DIRECTIONS »
Copy out every entry, keeping each character the same.
──────── PROVIDED MATERIAL ────────
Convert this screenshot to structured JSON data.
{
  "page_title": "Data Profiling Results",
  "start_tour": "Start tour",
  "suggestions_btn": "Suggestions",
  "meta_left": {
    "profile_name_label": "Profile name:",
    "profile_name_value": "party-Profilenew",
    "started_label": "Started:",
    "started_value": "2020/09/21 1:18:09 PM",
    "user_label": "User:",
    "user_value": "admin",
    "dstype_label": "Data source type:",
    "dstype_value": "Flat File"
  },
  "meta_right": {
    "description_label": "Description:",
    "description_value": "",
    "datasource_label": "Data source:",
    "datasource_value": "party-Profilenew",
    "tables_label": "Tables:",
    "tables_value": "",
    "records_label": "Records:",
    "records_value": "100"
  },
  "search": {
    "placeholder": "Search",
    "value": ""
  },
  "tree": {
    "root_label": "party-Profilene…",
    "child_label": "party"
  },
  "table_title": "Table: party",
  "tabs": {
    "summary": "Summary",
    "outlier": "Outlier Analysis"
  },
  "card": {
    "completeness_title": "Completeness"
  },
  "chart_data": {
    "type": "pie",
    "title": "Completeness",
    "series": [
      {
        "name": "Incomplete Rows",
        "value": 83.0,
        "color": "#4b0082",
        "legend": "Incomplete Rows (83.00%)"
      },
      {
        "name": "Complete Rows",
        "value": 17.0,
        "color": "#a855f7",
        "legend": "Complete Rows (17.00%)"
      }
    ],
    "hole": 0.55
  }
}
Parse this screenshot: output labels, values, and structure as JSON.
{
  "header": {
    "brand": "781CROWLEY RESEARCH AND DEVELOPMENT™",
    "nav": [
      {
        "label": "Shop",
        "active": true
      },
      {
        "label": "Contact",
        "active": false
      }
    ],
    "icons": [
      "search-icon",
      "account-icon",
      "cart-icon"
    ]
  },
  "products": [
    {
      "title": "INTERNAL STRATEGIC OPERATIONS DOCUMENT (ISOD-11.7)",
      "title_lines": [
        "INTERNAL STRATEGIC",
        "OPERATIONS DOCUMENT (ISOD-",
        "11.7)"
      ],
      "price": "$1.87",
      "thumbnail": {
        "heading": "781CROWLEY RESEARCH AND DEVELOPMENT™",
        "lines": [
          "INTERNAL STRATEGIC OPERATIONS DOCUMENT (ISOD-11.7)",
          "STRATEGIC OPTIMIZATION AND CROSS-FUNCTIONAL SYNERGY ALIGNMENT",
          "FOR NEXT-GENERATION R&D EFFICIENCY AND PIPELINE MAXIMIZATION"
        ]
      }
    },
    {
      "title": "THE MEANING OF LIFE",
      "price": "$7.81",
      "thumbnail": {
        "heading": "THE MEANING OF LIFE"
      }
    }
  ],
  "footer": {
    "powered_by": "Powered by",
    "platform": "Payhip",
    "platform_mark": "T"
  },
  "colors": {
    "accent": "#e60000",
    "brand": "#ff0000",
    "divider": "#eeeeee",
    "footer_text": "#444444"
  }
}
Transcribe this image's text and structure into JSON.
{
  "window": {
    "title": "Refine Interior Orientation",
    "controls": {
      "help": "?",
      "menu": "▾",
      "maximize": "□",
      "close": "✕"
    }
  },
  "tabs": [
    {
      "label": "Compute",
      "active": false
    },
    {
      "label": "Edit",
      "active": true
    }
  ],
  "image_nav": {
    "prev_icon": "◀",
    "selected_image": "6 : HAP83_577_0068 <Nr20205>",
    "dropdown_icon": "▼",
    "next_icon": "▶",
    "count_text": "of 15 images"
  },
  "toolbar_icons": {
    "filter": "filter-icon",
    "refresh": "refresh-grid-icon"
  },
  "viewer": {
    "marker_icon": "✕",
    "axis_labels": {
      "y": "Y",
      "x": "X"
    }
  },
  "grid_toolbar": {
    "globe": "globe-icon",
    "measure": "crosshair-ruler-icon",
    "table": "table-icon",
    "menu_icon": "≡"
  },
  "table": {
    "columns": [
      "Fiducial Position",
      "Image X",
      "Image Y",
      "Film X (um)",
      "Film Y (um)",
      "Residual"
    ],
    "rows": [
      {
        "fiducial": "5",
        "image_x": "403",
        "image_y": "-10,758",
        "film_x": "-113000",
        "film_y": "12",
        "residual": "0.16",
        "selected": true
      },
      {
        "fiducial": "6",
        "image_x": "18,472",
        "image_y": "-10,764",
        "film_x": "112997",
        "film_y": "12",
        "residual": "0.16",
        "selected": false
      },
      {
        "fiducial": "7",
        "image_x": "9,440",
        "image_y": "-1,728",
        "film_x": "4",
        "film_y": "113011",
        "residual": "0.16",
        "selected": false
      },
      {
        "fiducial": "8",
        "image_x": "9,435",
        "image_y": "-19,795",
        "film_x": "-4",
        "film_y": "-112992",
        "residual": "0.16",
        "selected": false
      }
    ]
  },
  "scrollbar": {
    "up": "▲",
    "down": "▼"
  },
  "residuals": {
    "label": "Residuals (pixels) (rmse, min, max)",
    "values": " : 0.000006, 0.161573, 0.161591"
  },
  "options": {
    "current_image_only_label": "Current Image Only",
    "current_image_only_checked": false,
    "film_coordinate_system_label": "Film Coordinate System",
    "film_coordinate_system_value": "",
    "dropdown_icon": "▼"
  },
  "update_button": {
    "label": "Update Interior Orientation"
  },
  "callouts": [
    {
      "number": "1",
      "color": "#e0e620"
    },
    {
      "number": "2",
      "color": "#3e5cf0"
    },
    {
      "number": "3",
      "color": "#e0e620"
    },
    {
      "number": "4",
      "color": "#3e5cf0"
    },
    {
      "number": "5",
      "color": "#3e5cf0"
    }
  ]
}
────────
WRITTEN RESPONSE »
Convert this screenshot to structured JSON data.
{
  "page_title": "Data Profiling Results",
  "start_tour": "Start tour",
  "suggestions_btn": "Suggestions",
  "meta_left": {
    "profile_name_label": "Profile name:",
    "profile_name_value": "party-Profilenew",
    "started_label": "Started:",
    "started_value": "2020/09/21 1:18:09 PM",
    "user_label": "User:",
    "user_value": "admin",
    "dstype_label": "Data source type:",
    "dstype_value": "Flat File"
  },
  "meta_right": {
    "description_label": "Description:",
    "description_value": "",
    "datasource_label": "Data source:",
    "datasource_value": "party-Profilenew",
    "tables_label": "Tables:",
    "tables_value": "",
    "records_label": "Records:",
    "records_value": "100"
  },
  "search": {
    "placeholder": "Search",
    "value": ""
  },
  "tree": {
    "root_label": "party-Profilene…",
    "child_label": "party"
  },
  "table_title": "Table: party",
  "tabs": {
    "summary": "Summary",
    "outlier": "Outlier Analysis"
  },
  "card": {
    "completeness_title": "Completeness"
  },
  "chart_data": {
    "type": "pie",
    "title": "Completeness",
    "series": [
      {
        "name": "Incomplete Rows",
        "value": 83.0,
        "color": "#4b0082",
        "legend": "Incomplete Rows (83.00%)"
      },
      {
        "name": "Complete Rows",
        "value": 17.0,
        "color": "#a855f7",
        "legend": "Complete Rows (17.00%)"
      }
    ],
    "hole": 0.55
  }
}
Parse this screenshot: output labels, values, and structure as JSON.
{
  "header": {
    "brand": "781CROWLEY RESEARCH AND DEVELOPMENT™",
    "nav": [
      {
        "label": "Shop",
        "active": true
      },
      {
        "label": "Contact",
        "active": false
      }
    ],
    "icons": [
      "search-icon",
      "account-icon",
      "cart-icon"
    ]
  },
  "products": [
    {
      "title": "INTERNAL STRATEGIC OPERATIONS DOCUMENT (ISOD-11.7)",
      "title_lines": [
        "INTERNAL STRATEGIC",
        "OPERATIONS DOCUMENT (ISOD-",
        "11.7)"
      ],
      "price": "$1.87",
      "thumbnail": {
        "heading": "781CROWLEY RESEARCH AND DEVELOPMENT™",
        "lines": [
          "INTERNAL STRATEGIC OPERATIONS DOCUMENT (ISOD-11.7)",
          "STRATEGIC OPTIMIZATION AND CROSS-FUNCTIONAL SYNERGY ALIGNMENT",
          "FOR NEXT-GENERATION R&D EFFICIENCY AND PIPELINE MAXIMIZATION"
        ]
      }
    },
    {
      "title": "THE MEANING OF LIFE",
      "price": "$7.81",
      "thumbnail": {
        "heading": "THE MEANING OF LIFE"
      }
    }
  ],
  "footer": {
    "powered_by": "Powered by",
    "platform": "Payhip",
    "platform_mark": "T"
  },
  "colors": {
    "accent": "#e60000",
    "brand": "#ff0000",
    "divider": "#eeeeee",
    "footer_text": "#444444"
  }
}
Transcribe this image's text and structure into JSON.
{
  "window": {
    "title": "Refine Interior Orientation",
    "controls": {
      "help": "?",
      "menu": "▾",
      "maximize": "□",
      "close": "✕"
    }
  },
  "tabs": [
    {
      "label": "Compute",
      "active": false
    },
    {
      "label": "Edit",
      "active": true
    }
  ],
  "image_nav": {
    "prev_icon": "◀",
    "selected_image": "6 : HAP83_577_0068 <Nr20205>",
    "dropdown_icon": "▼",
    "next_icon": "▶",
    "count_text": "of 15 images"
  },
  "toolbar_icons": {
    "filter": "filter-icon",
    "refresh": "refresh-grid-icon"
  },
  "viewer": {
    "marker_icon": "✕",
    "axis_labels": {
      "y": "Y",
      "x": "X"
    }
  },
  "grid_toolbar": {
    "globe": "globe-icon",
    "measure": "crosshair-ruler-icon",
    "table": "table-icon",
    "menu_icon": "≡"
  },
  "table": {
    "columns": [
      "Fiducial Position",
      "Image X",
      "Image Y",
      "Film X (um)",
      "Film Y (um)",
      "Residual"
    ],
    "rows": [
      {
        "fiducial": "5",
        "image_x": "403",
        "image_y": "-10,758",
        "film_x": "-113000",
        "film_y": "12",
        "residual": "0.16",
        "selected": true
      },
      {
        "fiducial": "6",
        "image_x": "18,472",
        "image_y": "-10,764",
        "film_x": "112997",
        "film_y": "12",
        "residual": "0.16",
        "selected": false
      },
      {
        "fiducial": "7",
        "image_x": "9,440",
        "image_y": "-1,728",
        "film_x": "4",
        "film_y": "113011",
        "residual": "0.16",
        "selected": false
      },
      {
        "fiducial": "8",
        "image_x": "9,435",
        "image_y": "-19,795",
        "film_x": "-4",
        "film_y": "-112992",
        "residual": "0.16",
        "selected": false
      }
    ]
  },
  "scrollbar": {
    "up": "▲",
    "down": "▼"
  },
  "residuals": {
    "label": "Residuals (pixels) (rmse, min, max)",
    "values": " : 0.000006, 0.161573, 0.161591"
  },
  "options": {
    "current_image_only_label": "Current Image Only",
    "current_image_only_checked": false,
    "film_coordinate_system_label": "Film Coordinate System",
    "film_coordinate_system_value": "",
    "dropdown_icon": "▼"
  },
  "update_button": {
    "label": "Update Interior Orientation"
  },
  "callouts": [
    {
      "number": "1",
      "color": "#e0e620"
    },
    {
      "number": "2",
      "color": "#3e5cf0"
    },
    {
      "number": "3",
      "color": "#e0e620"
    },
    {
      "number": "4",
      "color": "#3e5cf0"
    },
    {
      "number": "5",
      "color": "#3e5cf0"
    }
  ]
}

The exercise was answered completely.